_ASSIGNED TASK_:
Print each entry precisely; exclude the pictures.

_Element data from apps and pages_:

********************

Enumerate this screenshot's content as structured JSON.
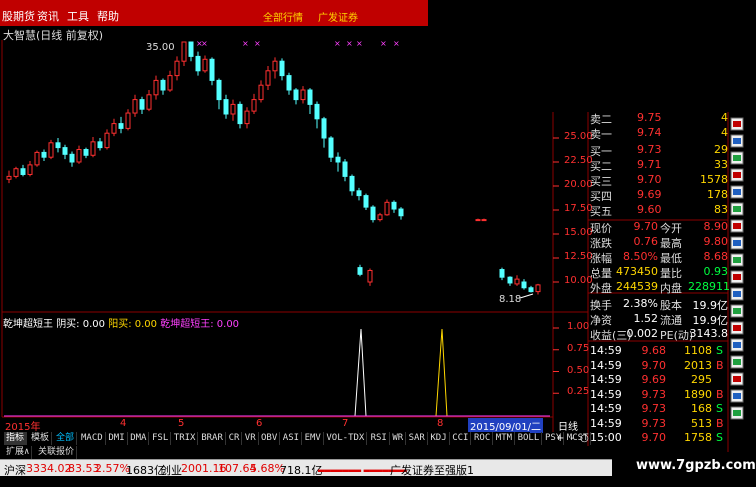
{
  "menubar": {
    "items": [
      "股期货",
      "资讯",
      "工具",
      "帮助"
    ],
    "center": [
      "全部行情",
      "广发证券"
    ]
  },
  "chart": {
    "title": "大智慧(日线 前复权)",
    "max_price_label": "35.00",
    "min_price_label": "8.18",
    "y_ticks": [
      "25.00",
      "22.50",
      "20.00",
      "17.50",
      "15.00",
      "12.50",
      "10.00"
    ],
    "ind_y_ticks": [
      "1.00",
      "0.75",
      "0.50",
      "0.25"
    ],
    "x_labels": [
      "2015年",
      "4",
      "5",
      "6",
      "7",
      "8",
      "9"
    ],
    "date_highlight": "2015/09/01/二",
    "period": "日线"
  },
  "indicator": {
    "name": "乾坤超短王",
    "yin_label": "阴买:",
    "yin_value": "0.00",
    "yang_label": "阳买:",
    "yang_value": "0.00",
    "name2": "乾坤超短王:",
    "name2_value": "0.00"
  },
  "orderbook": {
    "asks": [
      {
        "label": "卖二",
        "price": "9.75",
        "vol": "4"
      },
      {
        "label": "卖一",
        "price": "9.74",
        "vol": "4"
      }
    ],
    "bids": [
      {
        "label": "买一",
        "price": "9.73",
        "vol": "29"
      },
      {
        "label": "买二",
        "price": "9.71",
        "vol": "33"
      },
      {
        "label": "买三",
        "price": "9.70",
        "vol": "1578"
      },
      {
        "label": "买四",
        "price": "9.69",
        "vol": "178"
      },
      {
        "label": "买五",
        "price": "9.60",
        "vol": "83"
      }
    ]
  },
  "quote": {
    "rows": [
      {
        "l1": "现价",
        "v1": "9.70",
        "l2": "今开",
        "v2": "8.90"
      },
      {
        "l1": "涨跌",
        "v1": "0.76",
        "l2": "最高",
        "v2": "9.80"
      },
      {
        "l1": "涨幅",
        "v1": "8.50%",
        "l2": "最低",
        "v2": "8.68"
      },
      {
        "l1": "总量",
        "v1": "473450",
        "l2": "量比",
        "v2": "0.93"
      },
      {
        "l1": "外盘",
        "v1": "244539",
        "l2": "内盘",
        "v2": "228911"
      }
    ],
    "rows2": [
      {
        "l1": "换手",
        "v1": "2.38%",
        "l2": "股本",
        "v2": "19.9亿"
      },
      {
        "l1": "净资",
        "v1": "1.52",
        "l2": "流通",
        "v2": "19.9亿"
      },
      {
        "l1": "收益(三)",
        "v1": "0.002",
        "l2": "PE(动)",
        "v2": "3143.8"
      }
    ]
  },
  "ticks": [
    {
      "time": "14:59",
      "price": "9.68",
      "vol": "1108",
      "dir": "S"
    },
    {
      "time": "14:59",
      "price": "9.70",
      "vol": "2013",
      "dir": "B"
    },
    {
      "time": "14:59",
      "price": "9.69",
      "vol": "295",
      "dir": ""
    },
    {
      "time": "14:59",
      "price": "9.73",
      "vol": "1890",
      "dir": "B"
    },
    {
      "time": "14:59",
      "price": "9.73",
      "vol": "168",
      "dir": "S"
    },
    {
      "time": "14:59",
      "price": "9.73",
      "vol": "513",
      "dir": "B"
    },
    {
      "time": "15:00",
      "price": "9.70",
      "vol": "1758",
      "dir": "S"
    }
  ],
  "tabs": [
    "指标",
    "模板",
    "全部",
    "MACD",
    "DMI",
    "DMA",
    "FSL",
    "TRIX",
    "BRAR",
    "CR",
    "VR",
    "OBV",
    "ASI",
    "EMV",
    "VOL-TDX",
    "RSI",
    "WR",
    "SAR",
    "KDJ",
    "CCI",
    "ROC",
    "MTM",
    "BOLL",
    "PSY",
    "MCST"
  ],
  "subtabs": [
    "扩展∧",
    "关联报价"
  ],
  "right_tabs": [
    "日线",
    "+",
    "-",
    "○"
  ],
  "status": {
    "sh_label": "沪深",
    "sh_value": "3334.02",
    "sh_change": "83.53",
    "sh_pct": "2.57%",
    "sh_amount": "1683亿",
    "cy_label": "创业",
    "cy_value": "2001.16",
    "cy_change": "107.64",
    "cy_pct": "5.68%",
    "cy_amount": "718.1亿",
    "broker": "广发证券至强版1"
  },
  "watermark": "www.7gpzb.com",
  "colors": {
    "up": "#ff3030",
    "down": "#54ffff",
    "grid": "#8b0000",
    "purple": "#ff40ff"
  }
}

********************

_SOLUTION TO THIS EXERCISE_:
Enumerate this screenshot's content as structured JSON.
{
  "menubar": {
    "items": [
      "股期货",
      "资讯",
      "工具",
      "帮助"
    ],
    "center": [
      "全部行情",
      "广发证券"
    ]
  },
  "chart": {
    "title": "大智慧(日线 前复权)",
    "max_price_label": "35.00",
    "min_price_label": "8.18",
    "y_ticks": [
      "25.00",
      "22.50",
      "20.00",
      "17.50",
      "15.00",
      "12.50",
      "10.00"
    ],
    "ind_y_ticks": [
      "1.00",
      "0.75",
      "0.50",
      "0.25"
    ],
    "x_labels": [
      "2015年",
      "4",
      "5",
      "6",
      "7",
      "8",
      "9"
    ],
    "date_highlight": "2015/09/01/二",
    "period": "日线"
  },
  "indicator": {
    "name": "乾坤超短王",
    "yin_label": "阴买:",
    "yin_value": "0.00",
    "yang_label": "阳买:",
    "yang_value": "0.00",
    "name2": "乾坤超短王:",
    "name2_value": "0.00"
  },
  "orderbook": {
    "asks": [
      {
        "label": "卖二",
        "price": "9.75",
        "vol": "4"
      },
      {
        "label": "卖一",
        "price": "9.74",
        "vol": "4"
      }
    ],
    "bids": [
      {
        "label": "买一",
        "price": "9.73",
        "vol": "29"
      },
      {
        "label": "买二",
        "price": "9.71",
        "vol": "33"
      },
      {
        "label": "买三",
        "price": "9.70",
        "vol": "1578"
      },
      {
        "label": "买四",
        "price": "9.69",
        "vol": "178"
      },
      {
        "label": "买五",
        "price": "9.60",
        "vol": "83"
      }
    ]
  },
  "quote": {
    "rows": [
      {
        "l1": "现价",
        "v1": "9.70",
        "l2": "今开",
        "v2": "8.90"
      },
      {
        "l1": "涨跌",
        "v1": "0.76",
        "l2": "最高",
        "v2": "9.80"
      },
      {
        "l1": "涨幅",
        "v1": "8.50%",
        "l2": "最低",
        "v2": "8.68"
      },
      {
        "l1": "总量",
        "v1": "473450",
        "l2": "量比",
        "v2": "0.93"
      },
      {
        "l1": "外盘",
        "v1": "244539",
        "l2": "内盘",
        "v2": "228911"
      }
    ],
    "rows2": [
      {
        "l1": "换手",
        "v1": "2.38%",
        "l2": "股本",
        "v2": "19.9亿"
      },
      {
        "l1": "净资",
        "v1": "1.52",
        "l2": "流通",
        "v2": "19.9亿"
      },
      {
        "l1": "收益(三)",
        "v1": "0.002",
        "l2": "PE(动)",
        "v2": "3143.8"
      }
    ]
  },
  "ticks": [
    {
      "time": "14:59",
      "price": "9.68",
      "vol": "1108",
      "dir": "S"
    },
    {
      "time": "14:59",
      "price": "9.70",
      "vol": "2013",
      "dir": "B"
    },
    {
      "time": "14:59",
      "price": "9.69",
      "vol": "295",
      "dir": ""
    },
    {
      "time": "14:59",
      "price": "9.73",
      "vol": "1890",
      "dir": "B"
    },
    {
      "time": "14:59",
      "price": "9.73",
      "vol": "168",
      "dir": "S"
    },
    {
      "time": "14:59",
      "price": "9.73",
      "vol": "513",
      "dir": "B"
    },
    {
      "time": "15:00",
      "price": "9.70",
      "vol": "1758",
      "dir": "S"
    }
  ],
  "tabs": [
    "指标",
    "模板",
    "全部",
    "MACD",
    "DMI",
    "DMA",
    "FSL",
    "TRIX",
    "BRAR",
    "CR",
    "VR",
    "OBV",
    "ASI",
    "EMV",
    "VOL-TDX",
    "RSI",
    "WR",
    "SAR",
    "KDJ",
    "CCI",
    "ROC",
    "MTM",
    "BOLL",
    "PSY",
    "MCST"
  ],
  "subtabs": [
    "扩展∧",
    "关联报价"
  ],
  "right_tabs": [
    "日线",
    "+",
    "-",
    "○"
  ],
  "status": {
    "sh_label": "沪深",
    "sh_value": "3334.02",
    "sh_change": "83.53",
    "sh_pct": "2.57%",
    "sh_amount": "1683亿",
    "cy_label": "创业",
    "cy_value": "2001.16",
    "cy_change": "107.64",
    "cy_pct": "5.68%",
    "cy_amount": "718.1亿",
    "broker": "广发证券至强版1"
  },
  "watermark": "www.7gpzb.com",
  "colors": {
    "up": "#ff3030",
    "down": "#54ffff",
    "grid": "#8b0000",
    "purple": "#ff40ff"
  }
}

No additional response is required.